Study Reveals Survival Benefit for Patients with Inoperable Hepatocellular Carcinoma (HCC) treated with a Unique Combination of Radioactive Microspheres and Standard-of-Care Systemic Therapy
CHICAGO--(BUSINESS WIRE)--Jun 7, 2010 - A unique combination of liver targeted radioactive microspheres (SIR-Spheres) and a standard-of-care systemic agent (Sorafenib) appears to confer a survival benefit for patients with inoperable primary hepatocellular cancer (HCC) including those with disease that has spread outside the liver, according to the results of a prospective clinical study presented today at the 46th American Society of Clinical Oncology (ASCO) conference. The multi-center Phase II study was conducted by the Asia Pacific Hepatocellular Carcinoma Trials Group (AHCC) headed by Professor Pierce Chow, Senior Consultant, Singapore General Hospital and Visiting Senior Consultant, National Cancer Center Singapore.
The Phase I/II trial was designed to evaluate tumor response and overall survival in patients presenting with inoperable HCC in an investigator-initiated prospective multi-center study which previously reported the safety and tolerability of the combined therapies1. Patients with inoperable HCC with or without extra-hepatic spread and/or major vascular involvement were eligible to receive treatment. Patients received SIR-Spheres radioactive microspheres (Sirtex Medical Limited, Lane Cove, Australia) targeted to the liver followed by sorafenib therapy (Bayer-Schering Pharmaceuticals, Leverkusen, Germany) 11–14 days later. The patients were followed monthly with clinic visits and an assessment of tumor was conducted by CT scan every three months.
The results of the 35-patient study conducted in four countries in the Asia-Pacific region (Singapore, South Korea, Myanmar and Malaysia) revealed a median overall survival of 11.75 months. Overall survival for patients with major vascular invasion (MVI) and/or extra-hepatic spread (EHS) vs. those without MVI/EHS was 8.75 months and 18.25 months, respectively. This compared very favorably with an overall survival of 5.6 months and 14.3 months respectively in patients on sorafenib alone in a landmark Asia-Pacific study2. The overall tumor response rate was 35.5%, with 12% complete response (CR), 23.5% partial response (PR), 44% stable disease (SD) and 21% progressive disease (PD) with an overall disease control rate of 79.5%. Three patients (9%) who initially presented with unresectable disease had a sufficient reduction in tumor size to permit potentially curative therapy, including 1 who had liver transplantation and 2 who received radio-frequency ablation.
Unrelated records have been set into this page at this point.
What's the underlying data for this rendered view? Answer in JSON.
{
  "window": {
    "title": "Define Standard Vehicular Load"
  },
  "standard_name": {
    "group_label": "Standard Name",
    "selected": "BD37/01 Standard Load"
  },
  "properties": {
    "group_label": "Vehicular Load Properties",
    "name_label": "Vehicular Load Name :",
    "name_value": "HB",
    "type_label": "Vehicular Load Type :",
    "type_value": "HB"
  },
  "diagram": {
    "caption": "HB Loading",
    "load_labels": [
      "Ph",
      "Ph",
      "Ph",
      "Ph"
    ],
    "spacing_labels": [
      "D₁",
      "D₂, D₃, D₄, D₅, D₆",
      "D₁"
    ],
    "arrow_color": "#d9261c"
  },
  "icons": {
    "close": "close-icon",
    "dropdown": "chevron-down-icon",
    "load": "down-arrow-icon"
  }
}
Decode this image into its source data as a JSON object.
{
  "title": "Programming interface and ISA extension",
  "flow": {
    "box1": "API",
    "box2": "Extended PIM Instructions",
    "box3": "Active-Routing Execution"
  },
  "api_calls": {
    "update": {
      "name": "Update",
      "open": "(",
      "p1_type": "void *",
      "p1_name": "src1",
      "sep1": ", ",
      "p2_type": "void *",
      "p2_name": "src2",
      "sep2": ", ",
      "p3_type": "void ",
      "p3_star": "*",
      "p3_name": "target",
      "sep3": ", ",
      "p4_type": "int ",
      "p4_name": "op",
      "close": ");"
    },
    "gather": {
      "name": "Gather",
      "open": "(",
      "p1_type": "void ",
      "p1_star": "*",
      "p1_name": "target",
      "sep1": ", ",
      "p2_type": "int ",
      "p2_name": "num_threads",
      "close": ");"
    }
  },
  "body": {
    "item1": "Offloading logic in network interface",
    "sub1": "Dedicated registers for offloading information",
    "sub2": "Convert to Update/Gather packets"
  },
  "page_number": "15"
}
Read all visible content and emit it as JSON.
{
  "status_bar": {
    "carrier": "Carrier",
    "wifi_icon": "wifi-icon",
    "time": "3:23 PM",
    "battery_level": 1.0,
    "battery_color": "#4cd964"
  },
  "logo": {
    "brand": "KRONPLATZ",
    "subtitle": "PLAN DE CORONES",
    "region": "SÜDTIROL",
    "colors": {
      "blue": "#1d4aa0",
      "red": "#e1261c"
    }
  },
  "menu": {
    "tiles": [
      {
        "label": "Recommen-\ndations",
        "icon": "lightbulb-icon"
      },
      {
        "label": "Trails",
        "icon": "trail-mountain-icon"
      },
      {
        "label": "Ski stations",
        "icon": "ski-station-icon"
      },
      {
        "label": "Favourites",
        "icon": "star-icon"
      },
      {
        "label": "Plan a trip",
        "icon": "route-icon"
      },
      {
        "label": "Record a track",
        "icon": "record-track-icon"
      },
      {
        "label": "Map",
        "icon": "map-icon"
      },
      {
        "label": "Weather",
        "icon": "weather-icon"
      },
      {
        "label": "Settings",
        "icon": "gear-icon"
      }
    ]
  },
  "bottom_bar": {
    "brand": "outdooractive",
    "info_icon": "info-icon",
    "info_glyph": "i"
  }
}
"The results of this study demonstrate that the combination of radioactive microspheres and a systemic agent is a promising therapy for patients with primary liver cancer, including those in whom the cancer has spread outside the liver," said Professor Chow. "It is particularly noteworthy that the response of tumors and median overall survival of 11.75 months in these difficult to treat patients are very favorable when compared to the therapeutic effect of either agent alone. Patients in the advanced stages of disease, particularly those with major vascular invasion in the liver and spread of disease outside the liver are not candidates for potentially curative therapies such as surgical resection, transplantation or radio-frequency ablation3. Thus these patients present with a very poor prognosis with the expectation of limited survival. The combination of SIR-Spheres and sorafenib confers a clear survival benefit in this patient population who has limited treatment options available. Based on the results of this study, we are very optimistic that the survival benefit observed for this unique combination of the two agents will be confirmed by Phase III studies."
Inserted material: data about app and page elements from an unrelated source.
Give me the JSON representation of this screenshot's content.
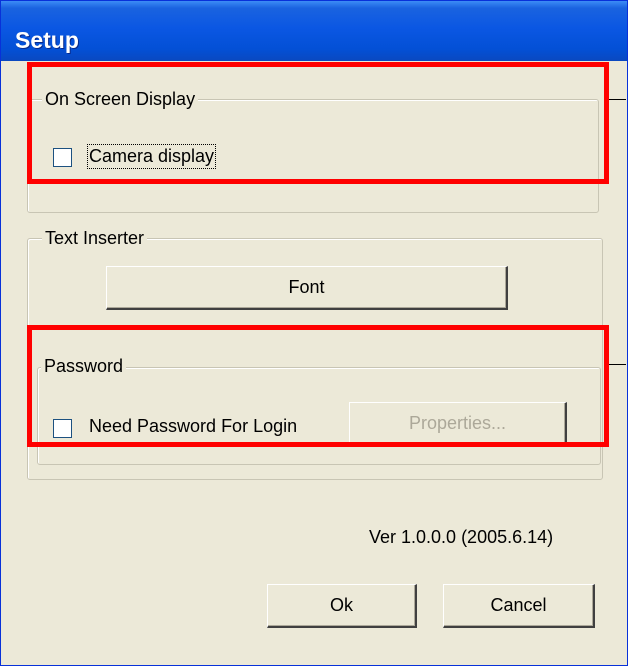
{
  "window": {
    "title": "Setup"
  },
  "osd": {
    "group_label": "On Screen Display",
    "camera_display_label": "Camera display",
    "camera_display_checked": false
  },
  "text_inserter": {
    "group_label": "Text Inserter",
    "font_button": "Font"
  },
  "password": {
    "group_label": "Password",
    "need_password_label": "Need Password For Login",
    "need_password_checked": false,
    "properties_button": "Properties..."
  },
  "version": "Ver 1.0.0.0 (2005.6.14)",
  "buttons": {
    "ok": "Ok",
    "cancel": "Cancel"
  },
  "colors": {
    "dialog_bg": "#ece9d8",
    "titlebar": "#0350d6",
    "highlight": "#ff0000",
    "disabled_text": "#aca899"
  }
}
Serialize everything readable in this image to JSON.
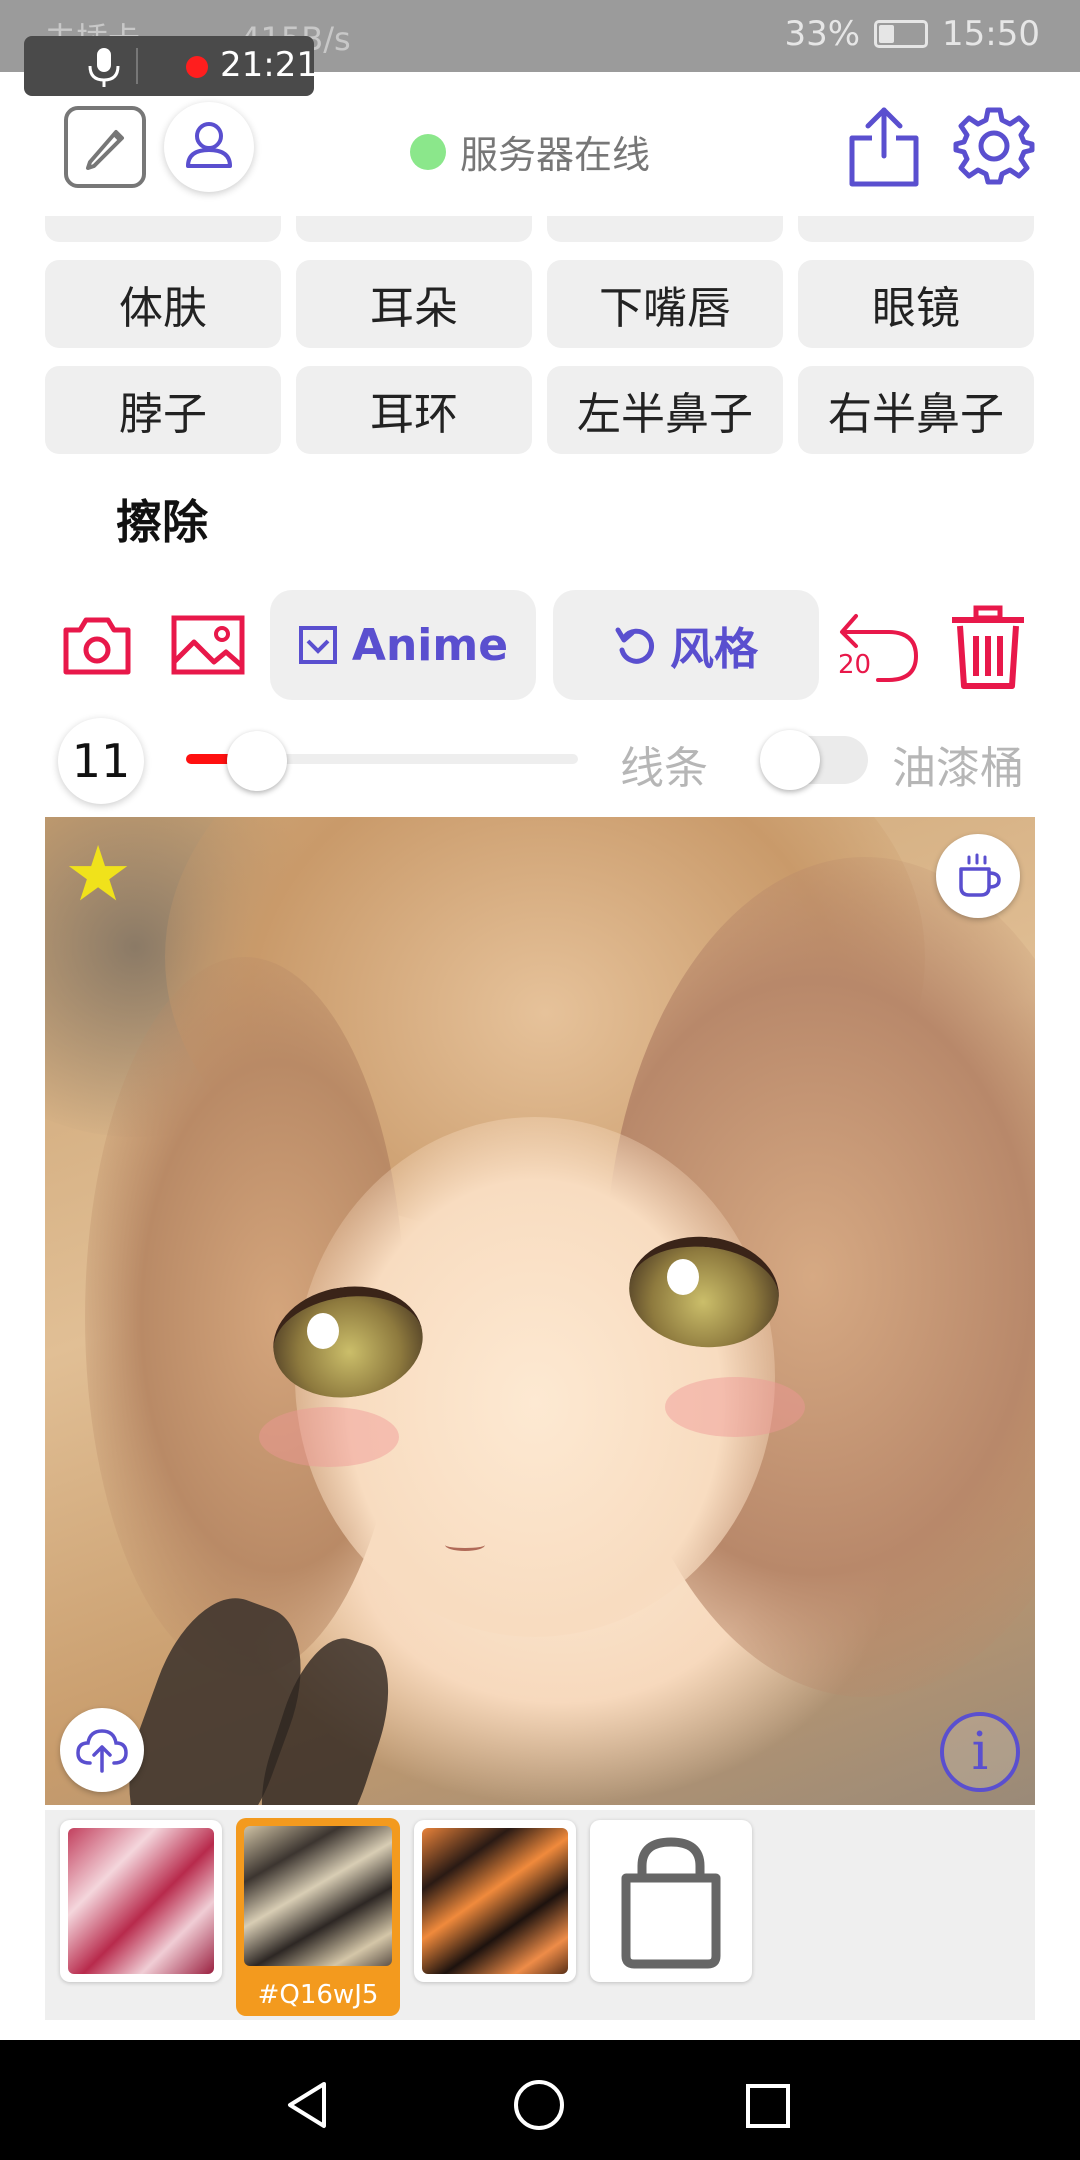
{
  "status_bar": {
    "carrier": "未插卡",
    "speed": "415B/s",
    "battery": "33%",
    "battery_level": 0.33,
    "clock": "15:50"
  },
  "recording": {
    "time": "21:21"
  },
  "header": {
    "server_status": "服务器在线"
  },
  "parts": {
    "row1": [
      "体肤",
      "耳朵",
      "下嘴唇",
      "眼镜"
    ],
    "row2": [
      "脖子",
      "耳环",
      "左半鼻子",
      "右半鼻子"
    ],
    "erase": "擦除"
  },
  "toolbar": {
    "anime_label": "Anime",
    "style_label": "风格",
    "undo_count": "20"
  },
  "brush": {
    "size": "11",
    "slider_fraction": 0.18,
    "lines_label": "线条",
    "bucket_label": "油漆桶",
    "bucket_on": false
  },
  "canvas": {
    "info_glyph": "i"
  },
  "thumbnails": {
    "selected_label": "#Q16wJ5"
  },
  "colors": {
    "accent": "#5a4fcf",
    "danger": "#e8184a",
    "selected": "#f39a1e",
    "online": "#8be78b"
  },
  "icons": [
    "edit-icon",
    "user-icon",
    "share-icon",
    "gear-icon",
    "camera-icon",
    "gallery-icon",
    "checkbox-icon",
    "refresh-icon",
    "undo-icon",
    "trash-icon",
    "star-icon",
    "coffee-icon",
    "cloud-upload-icon",
    "info-icon",
    "bag-icon",
    "back-icon",
    "home-icon",
    "recent-icon"
  ]
}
Each year, approximately 1 million individuals are diagnosed with HCC worldwide. Approximately 85% of these are not eligible for potentially curative therapies such as resection, liver transplantation or radio-frequency ablation due to the advanced stage of their disease4.
About National Cancer Centre Singapore (NCCS)
The National Cancer Centre Singapore (NCCS) is the premier cancer research and treatment facility in Singapore and in the region. It was established in 1999 and sees about 68% of the public sector medical oncology cases and about 65% of radiation oncology cases. NCCS not only houses the most number of oncologists in Singapore but is also equipped with the largest number of equipment to provide the latest radiation oncology care in Singapore. For more information, visit NCCS website at www.nccs.com.sg.
Acknowledgement: This study was supported by grant NMRC/1161/2008 from the National Medical Research Council Singapore and by Sirtex Medical and Bayer-Schering Pharmaceuticals
References and Notes:
Contact: For Sirtex Medical
Andrea Moody, 919-244-4356
Posted: June 2010